■ WORK INSTRUCTION
Find the string "kind" in the listing below and return each line it appears in.

■ INFORMATION SUPPLIED
________________________

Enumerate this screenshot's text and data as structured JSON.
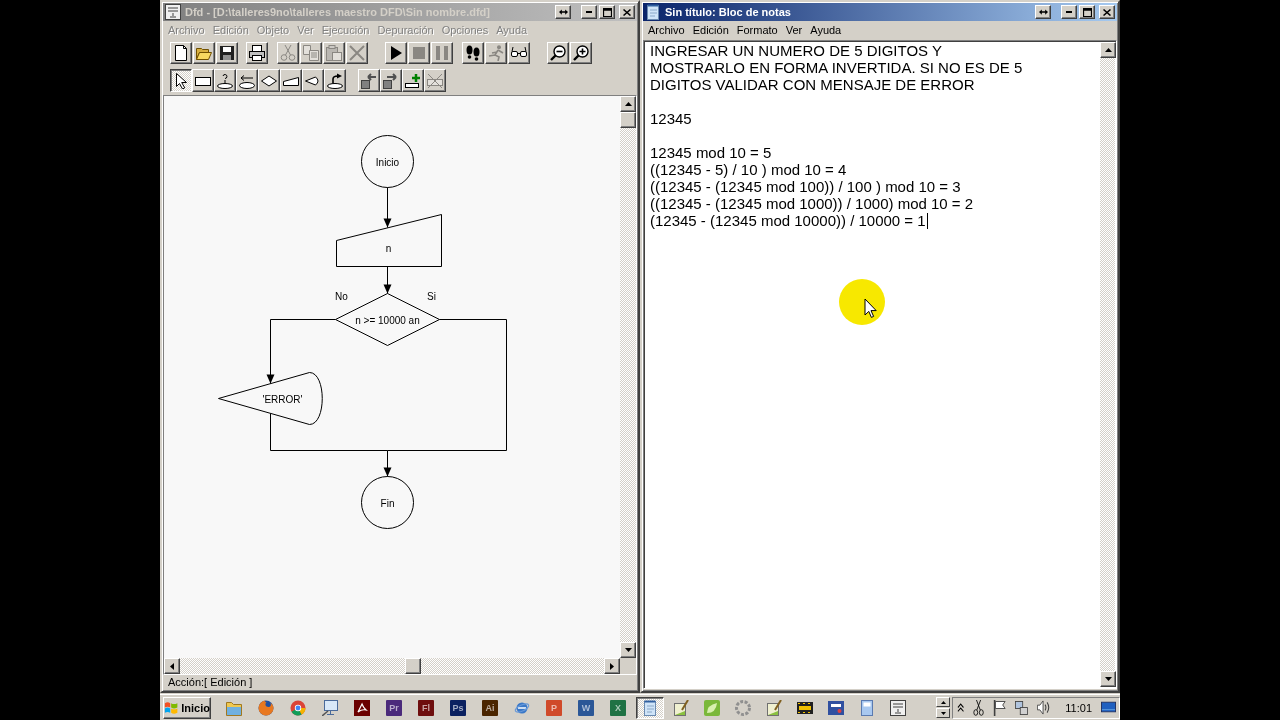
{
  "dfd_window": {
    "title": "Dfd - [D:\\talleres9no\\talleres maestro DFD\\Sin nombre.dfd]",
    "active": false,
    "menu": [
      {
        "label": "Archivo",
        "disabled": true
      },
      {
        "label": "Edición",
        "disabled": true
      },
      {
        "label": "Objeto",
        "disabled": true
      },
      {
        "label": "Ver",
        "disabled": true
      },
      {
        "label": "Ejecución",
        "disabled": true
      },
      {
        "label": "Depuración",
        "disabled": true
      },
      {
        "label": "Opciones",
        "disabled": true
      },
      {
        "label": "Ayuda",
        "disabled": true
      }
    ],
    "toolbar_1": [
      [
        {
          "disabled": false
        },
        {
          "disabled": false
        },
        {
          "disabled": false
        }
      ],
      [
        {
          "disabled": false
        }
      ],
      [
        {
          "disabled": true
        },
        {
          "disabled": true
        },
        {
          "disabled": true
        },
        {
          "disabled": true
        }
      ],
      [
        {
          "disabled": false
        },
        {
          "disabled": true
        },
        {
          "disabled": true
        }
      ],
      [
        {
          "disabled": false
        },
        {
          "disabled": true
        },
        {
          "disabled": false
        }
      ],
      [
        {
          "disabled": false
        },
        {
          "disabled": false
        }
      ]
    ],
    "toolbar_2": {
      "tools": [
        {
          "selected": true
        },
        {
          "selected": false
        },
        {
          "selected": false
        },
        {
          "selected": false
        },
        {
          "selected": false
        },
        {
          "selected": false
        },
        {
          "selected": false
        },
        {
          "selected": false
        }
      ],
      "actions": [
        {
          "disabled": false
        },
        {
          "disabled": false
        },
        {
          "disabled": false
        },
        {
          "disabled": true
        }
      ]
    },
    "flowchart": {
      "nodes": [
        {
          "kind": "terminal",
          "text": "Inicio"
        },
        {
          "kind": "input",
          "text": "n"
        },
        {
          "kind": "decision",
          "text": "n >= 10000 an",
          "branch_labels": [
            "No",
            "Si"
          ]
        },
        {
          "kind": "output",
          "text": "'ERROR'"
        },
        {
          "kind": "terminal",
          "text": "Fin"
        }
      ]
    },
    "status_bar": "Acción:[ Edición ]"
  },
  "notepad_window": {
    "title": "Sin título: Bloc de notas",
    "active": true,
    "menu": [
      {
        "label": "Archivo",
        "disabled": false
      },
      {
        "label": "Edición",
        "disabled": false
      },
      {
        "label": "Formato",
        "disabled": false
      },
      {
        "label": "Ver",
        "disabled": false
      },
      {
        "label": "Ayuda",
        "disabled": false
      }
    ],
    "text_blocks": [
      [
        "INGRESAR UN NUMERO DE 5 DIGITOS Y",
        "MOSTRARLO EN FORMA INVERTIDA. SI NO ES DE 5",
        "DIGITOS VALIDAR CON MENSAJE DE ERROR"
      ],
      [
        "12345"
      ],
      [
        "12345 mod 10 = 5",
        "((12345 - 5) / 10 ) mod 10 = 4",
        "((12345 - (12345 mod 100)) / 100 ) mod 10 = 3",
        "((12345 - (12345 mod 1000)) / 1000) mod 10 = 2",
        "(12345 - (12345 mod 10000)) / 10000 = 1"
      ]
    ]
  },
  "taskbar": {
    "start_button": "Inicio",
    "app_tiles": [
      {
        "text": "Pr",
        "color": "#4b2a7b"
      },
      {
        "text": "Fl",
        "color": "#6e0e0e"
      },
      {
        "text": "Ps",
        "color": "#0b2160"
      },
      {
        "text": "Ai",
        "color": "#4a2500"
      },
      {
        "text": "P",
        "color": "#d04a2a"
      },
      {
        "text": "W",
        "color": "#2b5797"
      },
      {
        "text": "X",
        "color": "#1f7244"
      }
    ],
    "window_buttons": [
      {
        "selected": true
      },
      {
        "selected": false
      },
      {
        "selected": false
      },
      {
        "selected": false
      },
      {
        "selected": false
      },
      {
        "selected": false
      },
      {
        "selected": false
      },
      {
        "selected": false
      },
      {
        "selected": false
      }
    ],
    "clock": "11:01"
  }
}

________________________

■ SOLUTION TO THE PROBLEM
          "kind": "terminal",
          "kind": "input",
          "kind": "decision",
          "kind": "output",
          "kind": "terminal",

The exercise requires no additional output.